While we waited for other cars and their owners, we surveyed the vehicles before us in the blazing heat. The sweltering sun cooked up a hot steamy September day. After about 15 cars arrived at the first stop, we were all on our cruise down route 5 to the next stop, Wells River, Vermont. There many other classic cars roared in, jumping in line for the parade of sorts.
Passing by little towns like Bradford and Fairlee, we saw people waving and smiling widely. I guess you don’t see classic cars like these everyday and it’s always a joy to be launched back in time! Our last stop before the drive-in movie was at Wings Market in Fairlee where we all parked askew all over the parking lot and raided the ice cream stand.
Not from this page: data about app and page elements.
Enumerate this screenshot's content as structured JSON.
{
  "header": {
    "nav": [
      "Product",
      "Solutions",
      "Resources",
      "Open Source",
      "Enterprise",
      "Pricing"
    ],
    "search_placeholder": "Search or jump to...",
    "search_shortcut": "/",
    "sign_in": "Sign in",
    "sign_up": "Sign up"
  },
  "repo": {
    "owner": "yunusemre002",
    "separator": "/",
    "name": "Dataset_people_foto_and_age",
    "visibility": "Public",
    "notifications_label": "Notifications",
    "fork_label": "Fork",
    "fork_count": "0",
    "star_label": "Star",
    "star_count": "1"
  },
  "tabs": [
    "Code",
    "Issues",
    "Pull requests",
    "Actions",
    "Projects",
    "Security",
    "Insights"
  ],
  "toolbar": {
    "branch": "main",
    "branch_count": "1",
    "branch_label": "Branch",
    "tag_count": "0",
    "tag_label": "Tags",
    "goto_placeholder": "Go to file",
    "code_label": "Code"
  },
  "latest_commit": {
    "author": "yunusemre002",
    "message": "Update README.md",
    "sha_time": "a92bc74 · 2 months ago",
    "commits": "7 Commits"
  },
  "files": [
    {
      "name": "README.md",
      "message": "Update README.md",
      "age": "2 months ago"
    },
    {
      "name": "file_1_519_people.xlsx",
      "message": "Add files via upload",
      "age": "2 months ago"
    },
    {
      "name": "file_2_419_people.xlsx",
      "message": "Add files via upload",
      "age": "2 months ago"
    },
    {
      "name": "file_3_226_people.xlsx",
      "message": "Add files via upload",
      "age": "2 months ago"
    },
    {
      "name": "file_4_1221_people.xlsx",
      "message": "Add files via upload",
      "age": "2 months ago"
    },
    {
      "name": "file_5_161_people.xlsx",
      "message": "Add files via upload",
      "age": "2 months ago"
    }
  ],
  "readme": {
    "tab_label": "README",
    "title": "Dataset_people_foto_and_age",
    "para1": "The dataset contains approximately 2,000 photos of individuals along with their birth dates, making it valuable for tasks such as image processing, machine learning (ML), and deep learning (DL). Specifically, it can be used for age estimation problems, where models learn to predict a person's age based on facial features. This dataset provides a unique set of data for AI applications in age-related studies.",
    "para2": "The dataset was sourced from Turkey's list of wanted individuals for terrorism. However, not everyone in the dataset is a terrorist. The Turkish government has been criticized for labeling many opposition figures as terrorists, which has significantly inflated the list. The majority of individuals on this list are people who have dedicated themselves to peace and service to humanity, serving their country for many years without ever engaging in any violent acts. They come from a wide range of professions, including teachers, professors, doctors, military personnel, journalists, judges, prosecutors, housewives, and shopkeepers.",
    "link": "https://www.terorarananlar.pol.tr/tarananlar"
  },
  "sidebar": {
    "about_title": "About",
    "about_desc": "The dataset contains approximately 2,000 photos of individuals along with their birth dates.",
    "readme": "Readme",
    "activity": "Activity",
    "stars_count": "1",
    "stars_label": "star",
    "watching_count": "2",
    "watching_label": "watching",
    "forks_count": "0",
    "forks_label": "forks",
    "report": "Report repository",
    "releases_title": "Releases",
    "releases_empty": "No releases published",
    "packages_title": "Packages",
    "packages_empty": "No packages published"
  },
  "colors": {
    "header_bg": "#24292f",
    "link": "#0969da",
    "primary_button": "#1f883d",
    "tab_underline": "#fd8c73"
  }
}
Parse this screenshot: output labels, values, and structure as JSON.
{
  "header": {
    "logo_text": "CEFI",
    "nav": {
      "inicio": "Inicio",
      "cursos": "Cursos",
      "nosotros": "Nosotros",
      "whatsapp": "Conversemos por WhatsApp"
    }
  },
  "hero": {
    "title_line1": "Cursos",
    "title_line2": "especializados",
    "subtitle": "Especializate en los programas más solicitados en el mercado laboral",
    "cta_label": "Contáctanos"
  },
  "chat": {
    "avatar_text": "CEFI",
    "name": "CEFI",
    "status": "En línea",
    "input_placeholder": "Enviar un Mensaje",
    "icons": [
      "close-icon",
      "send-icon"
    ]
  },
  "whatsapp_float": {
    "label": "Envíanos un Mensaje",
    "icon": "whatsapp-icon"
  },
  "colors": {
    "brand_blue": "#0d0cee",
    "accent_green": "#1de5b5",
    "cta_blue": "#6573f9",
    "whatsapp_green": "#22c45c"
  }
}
As the line snaked out and people laughed while waiting , a familiar voice came from the crowd. Our nephew, Luke was there! What a coincidence…Luke was driving his friend’s classic car and spotted us in line. You never really know who you will bump into on a given adventure!
Arriving at the Fairlee drive-in I experienced a bit of nostalgia from my childhood. My parents and one time my brothers brought my sister and I to the drive-in to see movies. Back then they sold the mosquito coil that you would burn on your dash but they would end up scorching holes in it. The smoke would fill up the car and yet the mosquitoes still were attracted to us. We would take the old metal speaker and latch it on the windows to hear the show. Now they give you the radio station to tune in to, to hear the audio.
All the classic cars paraded into the drive-in of all colors and makes. I would guess that maybe 40 or 50 cars were there. You could hear people visiting and laughing and engines roaring in, to celebrate days of old. After a quick dinner of hamburgers and soft drinks, it was time to settle in for the movie. While Dylan and Alexis sat in the front, Tom and I sat like two teenagers in the back in luxury.
It was so much fun seeing the movie with the kids and experiencing this day with them. It felt like we were immersed in a time capsule and thrust back to the 60’s for one special day. Riding in such a beauty was a magical experience but what really topped it off was to be surrounded by the nicest people! All the crowd had one thing in common….a desire to gawk at all the amazing automobiles and honor all the work and sweat poured into each frame.